§ Task objective: Make a verbatim copy of all the records.

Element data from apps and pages

=== Begin Enclosure ===

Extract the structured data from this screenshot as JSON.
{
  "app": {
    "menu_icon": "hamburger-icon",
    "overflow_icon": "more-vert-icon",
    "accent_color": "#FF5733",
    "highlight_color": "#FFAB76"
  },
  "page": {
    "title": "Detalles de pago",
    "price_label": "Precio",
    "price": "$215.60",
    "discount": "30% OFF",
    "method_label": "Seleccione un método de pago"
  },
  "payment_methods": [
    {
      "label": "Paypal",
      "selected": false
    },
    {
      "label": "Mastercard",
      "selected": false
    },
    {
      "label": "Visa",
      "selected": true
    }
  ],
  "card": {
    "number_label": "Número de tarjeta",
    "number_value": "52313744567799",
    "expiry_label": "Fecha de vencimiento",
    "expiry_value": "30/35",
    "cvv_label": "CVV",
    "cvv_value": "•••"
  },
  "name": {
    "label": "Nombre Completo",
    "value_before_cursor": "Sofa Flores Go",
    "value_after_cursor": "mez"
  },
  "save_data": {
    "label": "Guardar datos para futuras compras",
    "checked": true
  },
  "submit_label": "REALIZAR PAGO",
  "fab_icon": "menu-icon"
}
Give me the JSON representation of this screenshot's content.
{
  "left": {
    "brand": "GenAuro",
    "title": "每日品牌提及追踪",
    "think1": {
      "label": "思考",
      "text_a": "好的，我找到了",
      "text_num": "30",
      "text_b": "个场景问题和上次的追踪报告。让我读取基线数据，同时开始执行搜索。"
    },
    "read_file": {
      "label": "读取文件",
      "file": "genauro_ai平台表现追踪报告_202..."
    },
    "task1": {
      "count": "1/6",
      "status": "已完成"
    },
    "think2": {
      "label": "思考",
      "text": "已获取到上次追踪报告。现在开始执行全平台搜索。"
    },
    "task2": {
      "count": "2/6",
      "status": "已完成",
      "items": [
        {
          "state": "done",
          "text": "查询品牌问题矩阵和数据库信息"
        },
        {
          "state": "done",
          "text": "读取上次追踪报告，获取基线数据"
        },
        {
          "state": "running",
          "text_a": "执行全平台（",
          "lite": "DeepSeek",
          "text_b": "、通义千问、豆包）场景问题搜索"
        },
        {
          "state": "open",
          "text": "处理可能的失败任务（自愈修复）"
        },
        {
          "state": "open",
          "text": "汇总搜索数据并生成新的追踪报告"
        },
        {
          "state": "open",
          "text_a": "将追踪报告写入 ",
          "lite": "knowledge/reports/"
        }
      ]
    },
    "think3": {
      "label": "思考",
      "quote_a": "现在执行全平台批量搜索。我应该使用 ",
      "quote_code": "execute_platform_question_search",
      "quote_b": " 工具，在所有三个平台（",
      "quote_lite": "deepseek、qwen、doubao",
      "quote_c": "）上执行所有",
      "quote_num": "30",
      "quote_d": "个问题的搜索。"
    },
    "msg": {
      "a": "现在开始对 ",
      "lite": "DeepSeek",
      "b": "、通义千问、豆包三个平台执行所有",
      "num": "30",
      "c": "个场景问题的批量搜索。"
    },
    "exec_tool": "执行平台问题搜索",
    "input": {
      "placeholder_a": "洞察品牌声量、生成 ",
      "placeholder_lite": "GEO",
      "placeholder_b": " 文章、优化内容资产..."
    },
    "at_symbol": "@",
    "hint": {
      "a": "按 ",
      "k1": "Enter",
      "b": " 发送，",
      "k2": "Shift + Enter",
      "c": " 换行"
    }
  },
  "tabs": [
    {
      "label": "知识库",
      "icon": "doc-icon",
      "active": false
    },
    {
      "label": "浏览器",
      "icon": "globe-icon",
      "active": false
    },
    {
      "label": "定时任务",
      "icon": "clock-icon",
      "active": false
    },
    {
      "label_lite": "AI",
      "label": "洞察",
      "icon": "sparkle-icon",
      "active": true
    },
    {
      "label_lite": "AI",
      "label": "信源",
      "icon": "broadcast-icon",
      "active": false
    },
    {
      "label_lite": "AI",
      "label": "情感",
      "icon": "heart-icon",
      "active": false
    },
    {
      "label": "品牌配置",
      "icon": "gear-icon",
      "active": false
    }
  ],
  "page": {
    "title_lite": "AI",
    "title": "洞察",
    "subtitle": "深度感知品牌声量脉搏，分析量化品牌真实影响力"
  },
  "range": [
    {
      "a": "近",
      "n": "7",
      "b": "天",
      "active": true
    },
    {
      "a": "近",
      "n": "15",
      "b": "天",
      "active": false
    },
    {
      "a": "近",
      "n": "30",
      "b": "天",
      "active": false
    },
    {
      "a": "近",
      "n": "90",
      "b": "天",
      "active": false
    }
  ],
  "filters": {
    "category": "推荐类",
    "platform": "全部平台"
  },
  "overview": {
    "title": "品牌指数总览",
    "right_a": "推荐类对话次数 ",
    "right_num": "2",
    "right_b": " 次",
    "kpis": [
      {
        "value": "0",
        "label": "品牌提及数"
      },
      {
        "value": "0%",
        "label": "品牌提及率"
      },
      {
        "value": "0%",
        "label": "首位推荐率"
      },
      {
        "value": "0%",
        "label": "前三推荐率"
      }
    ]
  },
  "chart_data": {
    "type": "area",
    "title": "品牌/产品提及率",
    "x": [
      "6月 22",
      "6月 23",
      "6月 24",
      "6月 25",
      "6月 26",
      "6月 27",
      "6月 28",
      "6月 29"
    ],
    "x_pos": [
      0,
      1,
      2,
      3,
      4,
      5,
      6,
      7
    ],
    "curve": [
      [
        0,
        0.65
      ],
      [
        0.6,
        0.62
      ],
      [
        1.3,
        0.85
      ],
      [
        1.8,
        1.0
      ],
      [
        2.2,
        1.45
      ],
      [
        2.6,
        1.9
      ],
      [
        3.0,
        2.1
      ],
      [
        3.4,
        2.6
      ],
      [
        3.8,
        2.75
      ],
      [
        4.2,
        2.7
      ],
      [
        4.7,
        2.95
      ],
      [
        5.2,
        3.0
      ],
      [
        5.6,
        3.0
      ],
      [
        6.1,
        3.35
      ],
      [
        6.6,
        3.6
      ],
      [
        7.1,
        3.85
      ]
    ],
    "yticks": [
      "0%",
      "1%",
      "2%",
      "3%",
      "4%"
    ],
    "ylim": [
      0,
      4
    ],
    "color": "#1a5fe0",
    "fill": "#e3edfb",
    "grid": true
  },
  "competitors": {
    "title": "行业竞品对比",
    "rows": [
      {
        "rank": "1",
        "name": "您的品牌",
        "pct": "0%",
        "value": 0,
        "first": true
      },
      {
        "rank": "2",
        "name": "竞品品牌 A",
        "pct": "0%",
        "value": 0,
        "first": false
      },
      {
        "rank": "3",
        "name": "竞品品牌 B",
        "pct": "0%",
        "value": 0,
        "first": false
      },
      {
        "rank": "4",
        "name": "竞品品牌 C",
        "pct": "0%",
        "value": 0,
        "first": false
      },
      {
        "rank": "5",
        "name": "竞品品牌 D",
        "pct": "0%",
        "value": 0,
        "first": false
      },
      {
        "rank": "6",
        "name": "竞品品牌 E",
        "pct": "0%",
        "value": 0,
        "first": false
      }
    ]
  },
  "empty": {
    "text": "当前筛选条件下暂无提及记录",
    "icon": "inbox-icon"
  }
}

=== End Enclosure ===

§ Answer to this task:
Extract the structured data from this screenshot as JSON.
{
  "app": {
    "menu_icon": "hamburger-icon",
    "overflow_icon": "more-vert-icon",
    "accent_color": "#FF5733",
    "highlight_color": "#FFAB76"
  },
  "page": {
    "title": "Detalles de pago",
    "price_label": "Precio",
    "price": "$215.60",
    "discount": "30% OFF",
    "method_label": "Seleccione un método de pago"
  },
  "payment_methods": [
    {
      "label": "Paypal",
      "selected": false
    },
    {
      "label": "Mastercard",
      "selected": false
    },
    {
      "label": "Visa",
      "selected": true
    }
  ],
  "card": {
    "number_label": "Número de tarjeta",
    "number_value": "52313744567799",
    "expiry_label": "Fecha de vencimiento",
    "expiry_value": "30/35",
    "cvv_label": "CVV",
    "cvv_value": "•••"
  },
  "name": {
    "label": "Nombre Completo",
    "value_before_cursor": "Sofa Flores Go",
    "value_after_cursor": "mez"
  },
  "save_data": {
    "label": "Guardar datos para futuras compras",
    "checked": true
  },
  "submit_label": "REALIZAR PAGO",
  "fab_icon": "menu-icon"
}
Give me the JSON representation of this screenshot's content.
{
  "left": {
    "brand": "GenAuro",
    "title": "每日品牌提及追踪",
    "think1": {
      "label": "思考",
      "text_a": "好的，我找到了",
      "text_num": "30",
      "text_b": "个场景问题和上次的追踪报告。让我读取基线数据，同时开始执行搜索。"
    },
    "read_file": {
      "label": "读取文件",
      "file": "genauro_ai平台表现追踪报告_202..."
    },
    "task1": {
      "count": "1/6",
      "status": "已完成"
    },
    "think2": {
      "label": "思考",
      "text": "已获取到上次追踪报告。现在开始执行全平台搜索。"
    },
    "task2": {
      "count": "2/6",
      "status": "已完成",
      "items": [
        {
          "state": "done",
          "text": "查询品牌问题矩阵和数据库信息"
        },
        {
          "state": "done",
          "text": "读取上次追踪报告，获取基线数据"
        },
        {
          "state": "running",
          "text_a": "执行全平台（",
          "lite": "DeepSeek",
          "text_b": "、通义千问、豆包）场景问题搜索"
        },
        {
          "state": "open",
          "text": "处理可能的失败任务（自愈修复）"
        },
        {
          "state": "open",
          "text": "汇总搜索数据并生成新的追踪报告"
        },
        {
          "state": "open",
          "text_a": "将追踪报告写入 ",
          "lite": "knowledge/reports/"
        }
      ]
    },
    "think3": {
      "label": "思考",
      "quote_a": "现在执行全平台批量搜索。我应该使用 ",
      "quote_code": "execute_platform_question_search",
      "quote_b": " 工具，在所有三个平台（",
      "quote_lite": "deepseek、qwen、doubao",
      "quote_c": "）上执行所有",
      "quote_num": "30",
      "quote_d": "个问题的搜索。"
    },
    "msg": {
      "a": "现在开始对 ",
      "lite": "DeepSeek",
      "b": "、通义千问、豆包三个平台执行所有",
      "num": "30",
      "c": "个场景问题的批量搜索。"
    },
    "exec_tool": "执行平台问题搜索",
    "input": {
      "placeholder_a": "洞察品牌声量、生成 ",
      "placeholder_lite": "GEO",
      "placeholder_b": " 文章、优化内容资产..."
    },
    "at_symbol": "@",
    "hint": {
      "a": "按 ",
      "k1": "Enter",
      "b": " 发送，",
      "k2": "Shift + Enter",
      "c": " 换行"
    }
  },
  "tabs": [
    {
      "label": "知识库",
      "icon": "doc-icon",
      "active": false
    },
    {
      "label": "浏览器",
      "icon": "globe-icon",
      "active": false
    },
    {
      "label": "定时任务",
      "icon": "clock-icon",
      "active": false
    },
    {
      "label_lite": "AI",
      "label": "洞察",
      "icon": "sparkle-icon",
      "active": true
    },
    {
      "label_lite": "AI",
      "label": "信源",
      "icon": "broadcast-icon",
      "active": false
    },
    {
      "label_lite": "AI",
      "label": "情感",
      "icon": "heart-icon",
      "active": false
    },
    {
      "label": "品牌配置",
      "icon": "gear-icon",
      "active": false
    }
  ],
  "page": {
    "title_lite": "AI",
    "title": "洞察",
    "subtitle": "深度感知品牌声量脉搏，分析量化品牌真实影响力"
  },
  "range": [
    {
      "a": "近",
      "n": "7",
      "b": "天",
      "active": true
    },
    {
      "a": "近",
      "n": "15",
      "b": "天",
      "active": false
    },
    {
      "a": "近",
      "n": "30",
      "b": "天",
      "active": false
    },
    {
      "a": "近",
      "n": "90",
      "b": "天",
      "active": false
    }
  ],
  "filters": {
    "category": "推荐类",
    "platform": "全部平台"
  },
  "overview": {
    "title": "品牌指数总览",
    "right_a": "推荐类对话次数 ",
    "right_num": "2",
    "right_b": " 次",
    "kpis": [
      {
        "value": "0",
        "label": "品牌提及数"
      },
      {
        "value": "0%",
        "label": "品牌提及率"
      },
      {
        "value": "0%",
        "label": "首位推荐率"
      },
      {
        "value": "0%",
        "label": "前三推荐率"
      }
    ]
  },
  "chart_data": {
    "type": "area",
    "title": "品牌/产品提及率",
    "x": [
      "6月 22",
      "6月 23",
      "6月 24",
      "6月 25",
      "6月 26",
      "6月 27",
      "6月 28",
      "6月 29"
    ],
    "x_pos": [
      0,
      1,
      2,
      3,
      4,
      5,
      6,
      7
    ],
    "curve": [
      [
        0,
        0.65
      ],
      [
        0.6,
        0.62
      ],
      [
        1.3,
        0.85
      ],
      [
        1.8,
        1.0
      ],
      [
        2.2,
        1.45
      ],
      [
        2.6,
        1.9
      ],
      [
        3.0,
        2.1
      ],
      [
        3.4,
        2.6
      ],
      [
        3.8,
        2.75
      ],
      [
        4.2,
        2.7
      ],
      [
        4.7,
        2.95
      ],
      [
        5.2,
        3.0
      ],
      [
        5.6,
        3.0
      ],
      [
        6.1,
        3.35
      ],
      [
        6.6,
        3.6
      ],
      [
        7.1,
        3.85
      ]
    ],
    "yticks": [
      "0%",
      "1%",
      "2%",
      "3%",
      "4%"
    ],
    "ylim": [
      0,
      4
    ],
    "color": "#1a5fe0",
    "fill": "#e3edfb",
    "grid": true
  },
  "competitors": {
    "title": "行业竞品对比",
    "rows": [
      {
        "rank": "1",
        "name": "您的品牌",
        "pct": "0%",
        "value": 0,
        "first": true
      },
      {
        "rank": "2",
        "name": "竞品品牌 A",
        "pct": "0%",
        "value": 0,
        "first": false
      },
      {
        "rank": "3",
        "name": "竞品品牌 B",
        "pct": "0%",
        "value": 0,
        "first": false
      },
      {
        "rank": "4",
        "name": "竞品品牌 C",
        "pct": "0%",
        "value": 0,
        "first": false
      },
      {
        "rank": "5",
        "name": "竞品品牌 D",
        "pct": "0%",
        "value": 0,
        "first": false
      },
      {
        "rank": "6",
        "name": "竞品品牌 E",
        "pct": "0%",
        "value": 0,
        "first": false
      }
    ]
  },
  "empty": {
    "text": "当前筛选条件下暂无提及记录",
    "icon": "inbox-icon"
  }
}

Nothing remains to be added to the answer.